Second, there is also strong European support for keeping Greece in the Eurozone and especially in the EU. This is mostly driven by worries in other Eurozone countries that a “Grexit” would irrevocably damage the Eurozone and the European project more generally. As discussed above, the high vulnerability of other Eurozone countries to a Greek exit from the monetary union gives Greece considerable bargaining power. Even though the third bailout package has been associated with very tough conditions, the fact that a third program was granted is quite unusual in international comparison.
Finally, and mostly as a consequence of the second point, Greece has been receiving more financial support than most countries facing BOP crises. Copelovitch and Enderlein (2014) show that in terms of loan size relative to the country’s economy, the 2010 and 2012 programs for Greece were among the largest the IMF has ever granted. At the same time, considering the size of the loans, Greece received comparatively few conditions. For example, conditionality in the 2010 Greek program was the second lowest among the euro crisis borrower countries. This contradicts the general notion that Greece has been subject to unusually harsh conditions, but attests to Greece’s ability to bargain with creditors.
In sum, it is clear that were Greece not a member of EMU, external adjustment would probably have long been part of its adjustment strategy. But the membership in the monetary union changes the situation because the large cost of and uncertainty associated with euro exit have led to strong support, especially within Greece but also within Europe, for a continued Greek membership in the Eurozone.

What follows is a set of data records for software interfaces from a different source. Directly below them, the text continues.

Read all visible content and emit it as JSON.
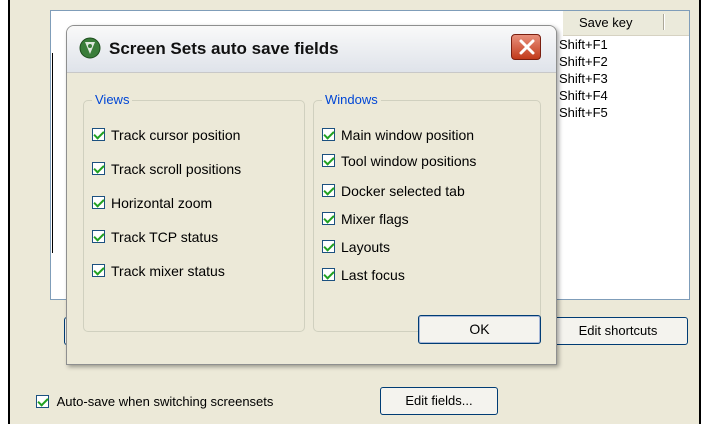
{
  "list": {
    "column_save_key": "Save key",
    "rows": [
      "Shift+F1",
      "Shift+F2",
      "Shift+F3",
      "Shift+F4",
      "Shift+F5"
    ]
  },
  "buttons": {
    "edit_shortcuts": "Edit shortcuts",
    "edit_fields": "Edit fields..."
  },
  "autosave": {
    "label": "Auto-save when switching screensets",
    "checked": true
  },
  "dialog": {
    "title": "Screen Sets auto save fields",
    "ok_label": "OK",
    "views": {
      "legend": "Views",
      "items": [
        {
          "label": "Track cursor position",
          "checked": true
        },
        {
          "label": "Track scroll positions",
          "checked": true
        },
        {
          "label": "Horizontal zoom",
          "checked": true
        },
        {
          "label": "Track TCP status",
          "checked": true
        },
        {
          "label": "Track mixer status",
          "checked": true
        }
      ]
    },
    "windows": {
      "legend": "Windows",
      "items": [
        {
          "label": "Main window position",
          "checked": true
        },
        {
          "label": "Tool window positions",
          "checked": true
        },
        {
          "label": "Docker selected tab",
          "checked": true
        },
        {
          "label": "Mixer flags",
          "checked": true
        },
        {
          "label": "Layouts",
          "checked": true
        },
        {
          "label": "Last focus",
          "checked": true
        }
      ]
    }
  },
  "colors": {
    "accent": "#0046d5",
    "check": "#21a121",
    "close_button": "#c23a1b"
  }
}
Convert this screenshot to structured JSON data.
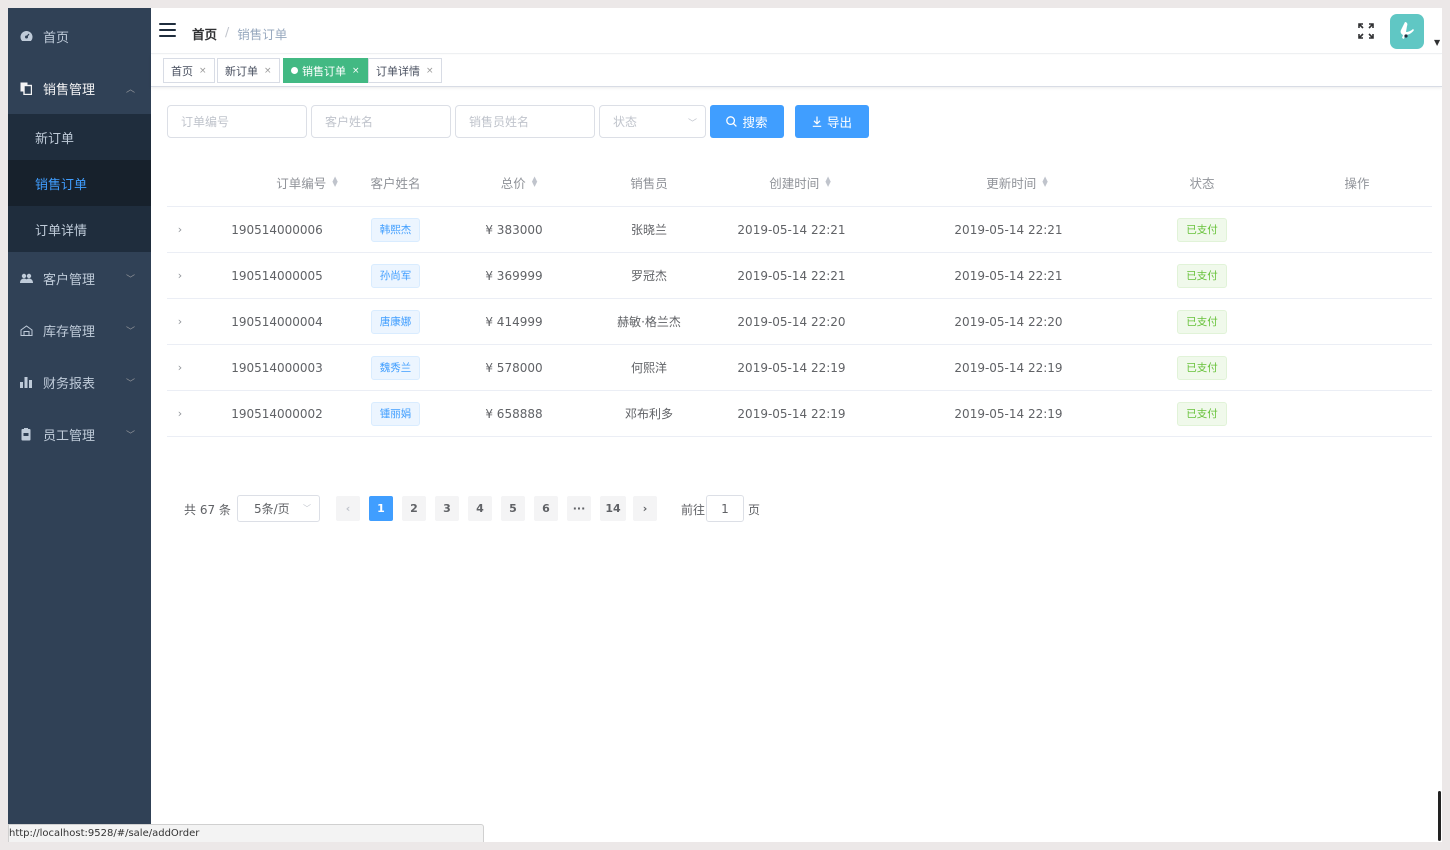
{
  "sidebar": {
    "items": [
      {
        "label": "首页",
        "icon": "dashboard-icon"
      },
      {
        "label": "销售管理",
        "icon": "copy-icon",
        "open": true,
        "children": [
          {
            "label": "新订单"
          },
          {
            "label": "销售订单",
            "active": true
          },
          {
            "label": "订单详情"
          }
        ]
      },
      {
        "label": "客户管理",
        "icon": "users-icon"
      },
      {
        "label": "库存管理",
        "icon": "warehouse-icon"
      },
      {
        "label": "财务报表",
        "icon": "bar-chart-icon"
      },
      {
        "label": "员工管理",
        "icon": "badge-icon"
      }
    ]
  },
  "header": {
    "breadcrumb": [
      "首页",
      "销售订单"
    ],
    "breadcrumb_sep": "/"
  },
  "tags": [
    {
      "label": "首页"
    },
    {
      "label": "新订单"
    },
    {
      "label": "销售订单",
      "active": true
    },
    {
      "label": "订单详情"
    }
  ],
  "filters": {
    "order_no_placeholder": "订单编号",
    "customer_placeholder": "客户姓名",
    "salesman_placeholder": "销售员姓名",
    "status_placeholder": "状态",
    "search_label": "搜索",
    "export_label": "导出"
  },
  "table": {
    "columns": [
      "订单编号",
      "客户姓名",
      "总价",
      "销售员",
      "创建时间",
      "更新时间",
      "状态",
      "操作"
    ],
    "rows": [
      {
        "order_no": "190514000006",
        "customer": "韩熙杰",
        "total": "¥ 383000",
        "salesman": "张晓兰",
        "created": "2019-05-14 22:21",
        "updated": "2019-05-14 22:21",
        "status": "已支付"
      },
      {
        "order_no": "190514000005",
        "customer": "孙尚军",
        "total": "¥ 369999",
        "salesman": "罗冠杰",
        "created": "2019-05-14 22:21",
        "updated": "2019-05-14 22:21",
        "status": "已支付"
      },
      {
        "order_no": "190514000004",
        "customer": "唐康娜",
        "total": "¥ 414999",
        "salesman": "赫敏·格兰杰",
        "created": "2019-05-14 22:20",
        "updated": "2019-05-14 22:20",
        "status": "已支付"
      },
      {
        "order_no": "190514000003",
        "customer": "魏秀兰",
        "total": "¥ 578000",
        "salesman": "何熙洋",
        "created": "2019-05-14 22:19",
        "updated": "2019-05-14 22:19",
        "status": "已支付"
      },
      {
        "order_no": "190514000002",
        "customer": "锺丽娟",
        "total": "¥ 658888",
        "salesman": "邓布利多",
        "created": "2019-05-14 22:19",
        "updated": "2019-05-14 22:19",
        "status": "已支付"
      }
    ]
  },
  "pagination": {
    "total_text": "共 67 条",
    "page_size": "5条/页",
    "pages": [
      "1",
      "2",
      "3",
      "4",
      "5",
      "6",
      "···",
      "14"
    ],
    "current": "1",
    "goto_label": "前往",
    "goto_value": "1",
    "page_suffix": "页"
  },
  "statusbar": {
    "url": "http://localhost:9528/#/sale/addOrder"
  },
  "colors": {
    "sidebar_bg": "#304156",
    "primary": "#409eff",
    "tag_active": "#42b983",
    "success": "#67c23a"
  }
}
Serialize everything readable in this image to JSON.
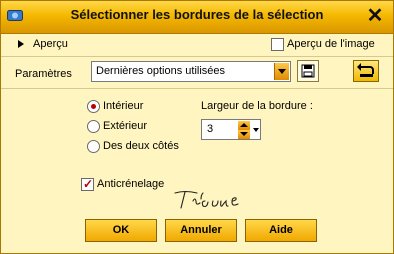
{
  "window": {
    "title": "Sélectionner les bordures de la sélection",
    "close_glyph": "✕"
  },
  "preview": {
    "toggle_label": "Aperçu",
    "image_checkbox_label": "Aperçu de l'image",
    "image_checkbox_checked": false
  },
  "presets": {
    "label": "Paramètres",
    "selected": "Dernières options utilisées"
  },
  "placement": {
    "options": [
      {
        "label": "Intérieur",
        "selected": true
      },
      {
        "label": "Extérieur",
        "selected": false
      },
      {
        "label": "Des deux côtés",
        "selected": false
      }
    ]
  },
  "border_width": {
    "label": "Largeur de la bordure :",
    "value": "3"
  },
  "antialias": {
    "label": "Anticrénelage",
    "checked": true
  },
  "signature_text": "Titoune",
  "buttons": {
    "ok": "OK",
    "cancel": "Annuler",
    "help": "Aide"
  },
  "colors": {
    "titlebar": "#f5b800",
    "background": "#fff5c0",
    "accent_mark": "#b00000"
  },
  "icons": {
    "app": "app-icon",
    "close": "close-icon",
    "play": "play-icon",
    "save_preset": "floppy-disk-icon",
    "reset": "reset-arrow-icon"
  }
}
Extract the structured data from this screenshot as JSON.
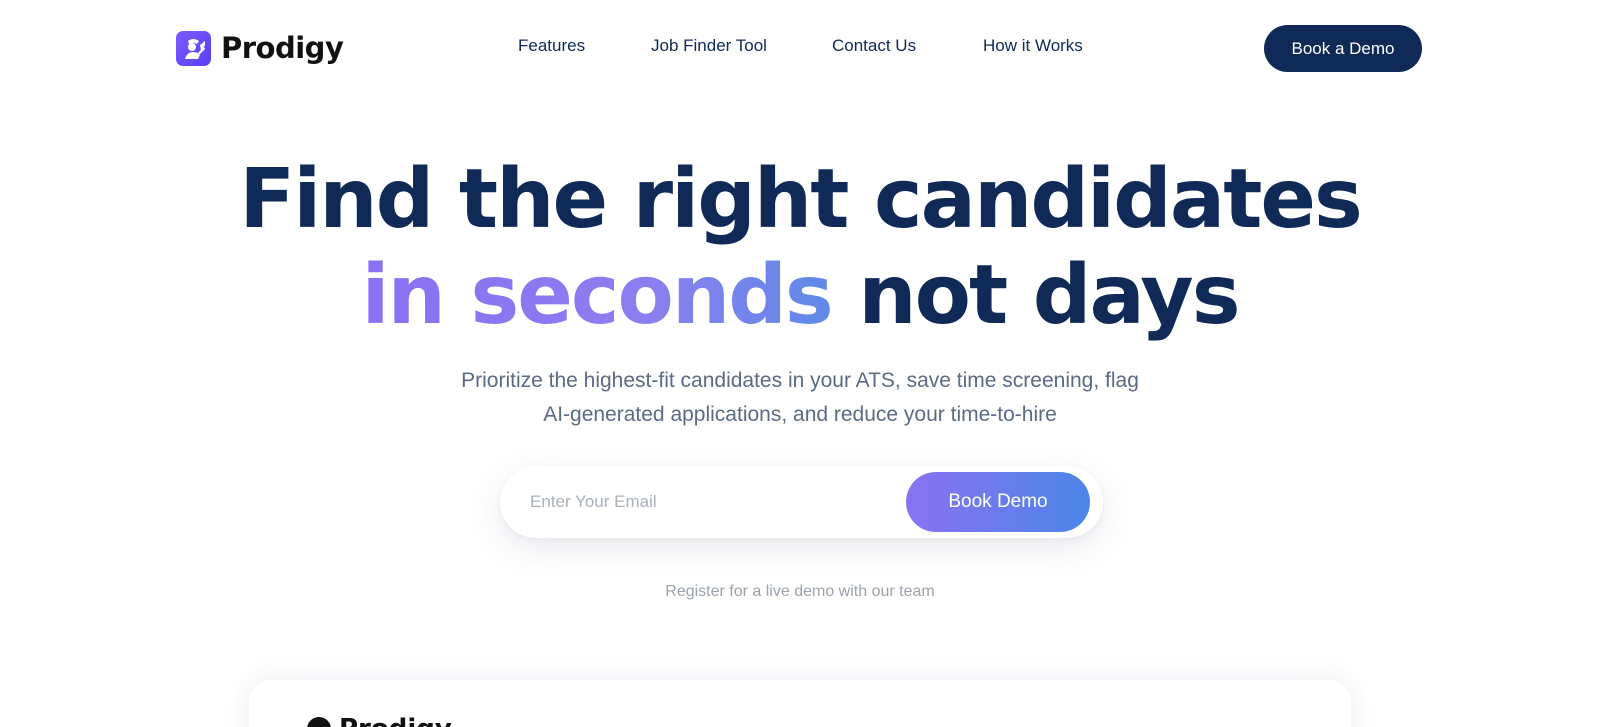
{
  "brand": {
    "name": "Prodigy",
    "logo_icon": "prodigy-logo-icon",
    "accent_color": "#6b4cf6",
    "navy_color": "#0f2a56"
  },
  "nav": {
    "links": [
      {
        "label": "Features"
      },
      {
        "label": "Job Finder Tool"
      },
      {
        "label": "Contact Us"
      },
      {
        "label": "How it Works"
      }
    ],
    "cta_label": "Book a Demo"
  },
  "hero": {
    "title_line1": "Find the right candidates",
    "title_highlight": "in seconds",
    "title_rest": "not days",
    "subtitle_line1": "Prioritize the highest-fit candidates in your ATS, save time screening, flag",
    "subtitle_line2": "AI-generated applications, and reduce your time-to-hire",
    "gradient_colors": [
      "#8a72f2",
      "#4b86e6"
    ]
  },
  "signup": {
    "email_placeholder": "Enter Your Email",
    "email_value": "",
    "submit_label": "Book Demo",
    "note": "Register for a live demo with our team"
  },
  "preview": {
    "brand_name": "Prodigy"
  }
}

In the long run, the answer to the question whether Greece will exit from EMU will depend on whether the (perceived) opportunity costs of exit will change over time.
Copelovitch, Mark, and Henrik Enderlein. 2014. "Kicking the Can Down the Road: The Euro Crisis and the Political Economy of Troika Bailouts." University of Wisconsin.
Dinas, Elias, Ignacio Jurado, Nikitas Konstantinidis, and Stefanie Walter. 2015. "Survey evidence from the July 2015 Greek referendum and the September 2015 Greek elections.".
Eichengreen, Barry. 1992. Golden Fetters: The Gold Standard and the Great Depression. New York: Oxford University Press.
Simmons, Beth. 1994. Who Adjusts? Domestic Sources of Foreign Economic Policy During the Interwar Years. Princeton, NJ: Princeton University Press.
Walter, Stefanie. 2013. Financial Crises and the Politics of Macroeconomic Adjustment. Cambridge: Cambridge University Press.
———. 2016. "Crisis politics in Europe: Why austerity is easier to implement in some countries than in others." Comparative Political Studies.
 Crisis management is easiest when the potential costs of both external and internal adjustment are low. Unfortunately, countries with severe balance of payments problems are unlikely to find themselves in this category.